I have been reading Bart Ehrman’s book, Misquoting Jesus, The Story Behind Who Changed the Bible and Why. It’s a great book, one that I would recommend to any of you interested in bible interpretation. Ehrman chairs the Department of Religious Studies at the University of North Carolina at Chapel Hill and is an authority on the history of the New Testament, the early church and the life of Jesus. I am just now getting through the body of the book, but there was a part in the Introduction, where Ehrman describes his personal odyssey leading to his current views on scripture, that has stuck with me in much in the same manner as the original episode stuck with him. Upon his arrival at Princeton Theological Seminary he took a course on the exegesis of the Gospel of Mark with Professor Cullen Story. Ehrman’s final term paper was to be on an interpretive problem of his choosing and the young student proceeded to develop a “long and complicated argument” that an apparent error in scripture was really not an error at all, but a problem of interpretation. Ehrman concludes:
I was pretty sure Professor Story would appreciate the argument, since I knew him as a good Christian scholar who obviously (like me) would never think there could be anything like a genuine error in the Bible. But at the end of my paper he made a simple one-line comment that for some reason went straight through me. He wrote: “Maybe Mark just made a mistake”.

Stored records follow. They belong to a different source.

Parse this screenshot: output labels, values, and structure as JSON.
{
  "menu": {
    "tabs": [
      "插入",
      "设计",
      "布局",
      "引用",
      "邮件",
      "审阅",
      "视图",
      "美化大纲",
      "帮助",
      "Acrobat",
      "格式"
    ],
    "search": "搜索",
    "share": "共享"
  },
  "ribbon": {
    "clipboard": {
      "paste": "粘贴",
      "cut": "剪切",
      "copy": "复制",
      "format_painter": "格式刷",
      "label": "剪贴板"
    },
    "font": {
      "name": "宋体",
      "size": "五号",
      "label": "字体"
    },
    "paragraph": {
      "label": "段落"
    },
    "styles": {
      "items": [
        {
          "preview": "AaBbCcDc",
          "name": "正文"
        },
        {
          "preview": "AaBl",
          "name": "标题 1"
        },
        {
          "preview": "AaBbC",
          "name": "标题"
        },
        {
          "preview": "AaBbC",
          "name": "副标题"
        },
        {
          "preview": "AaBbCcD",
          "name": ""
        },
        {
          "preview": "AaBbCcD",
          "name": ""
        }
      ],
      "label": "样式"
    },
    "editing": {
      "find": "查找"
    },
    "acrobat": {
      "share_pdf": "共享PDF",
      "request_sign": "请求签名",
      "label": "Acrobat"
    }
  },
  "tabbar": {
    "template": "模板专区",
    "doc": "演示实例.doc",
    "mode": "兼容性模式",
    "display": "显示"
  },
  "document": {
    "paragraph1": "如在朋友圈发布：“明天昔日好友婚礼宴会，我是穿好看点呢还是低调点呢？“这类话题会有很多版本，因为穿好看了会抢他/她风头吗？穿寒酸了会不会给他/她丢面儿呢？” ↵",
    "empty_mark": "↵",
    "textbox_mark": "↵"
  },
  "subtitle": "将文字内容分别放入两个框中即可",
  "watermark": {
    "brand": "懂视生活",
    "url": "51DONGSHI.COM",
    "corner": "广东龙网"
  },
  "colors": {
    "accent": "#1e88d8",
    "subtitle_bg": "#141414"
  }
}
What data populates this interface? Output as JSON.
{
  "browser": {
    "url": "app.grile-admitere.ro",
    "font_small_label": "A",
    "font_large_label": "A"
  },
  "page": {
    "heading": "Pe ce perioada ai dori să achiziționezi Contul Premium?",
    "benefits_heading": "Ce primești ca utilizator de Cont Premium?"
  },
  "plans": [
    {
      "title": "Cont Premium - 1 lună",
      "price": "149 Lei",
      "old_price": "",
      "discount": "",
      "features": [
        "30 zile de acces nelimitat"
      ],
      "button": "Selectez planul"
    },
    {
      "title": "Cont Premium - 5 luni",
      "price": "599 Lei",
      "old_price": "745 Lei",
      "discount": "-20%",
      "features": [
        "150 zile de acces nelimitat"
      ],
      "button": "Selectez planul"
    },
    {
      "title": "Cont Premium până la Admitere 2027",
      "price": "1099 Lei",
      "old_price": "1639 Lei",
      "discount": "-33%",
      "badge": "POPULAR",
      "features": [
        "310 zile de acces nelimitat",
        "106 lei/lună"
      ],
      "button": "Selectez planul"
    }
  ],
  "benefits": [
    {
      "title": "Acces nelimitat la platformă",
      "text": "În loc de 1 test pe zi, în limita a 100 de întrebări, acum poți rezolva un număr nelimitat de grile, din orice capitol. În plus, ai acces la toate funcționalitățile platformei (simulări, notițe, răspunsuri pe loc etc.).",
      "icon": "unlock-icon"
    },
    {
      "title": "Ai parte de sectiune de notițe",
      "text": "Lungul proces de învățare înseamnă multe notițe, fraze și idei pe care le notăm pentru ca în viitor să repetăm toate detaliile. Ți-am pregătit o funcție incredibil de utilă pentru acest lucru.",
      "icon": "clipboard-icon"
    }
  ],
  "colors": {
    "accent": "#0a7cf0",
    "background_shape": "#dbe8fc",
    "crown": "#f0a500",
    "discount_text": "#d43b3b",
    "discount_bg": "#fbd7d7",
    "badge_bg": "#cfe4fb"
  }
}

Maybe Mark just made a mistake.
Shouldn’t that be our answer to a lot of the Bible-thumping done by the Christian Right?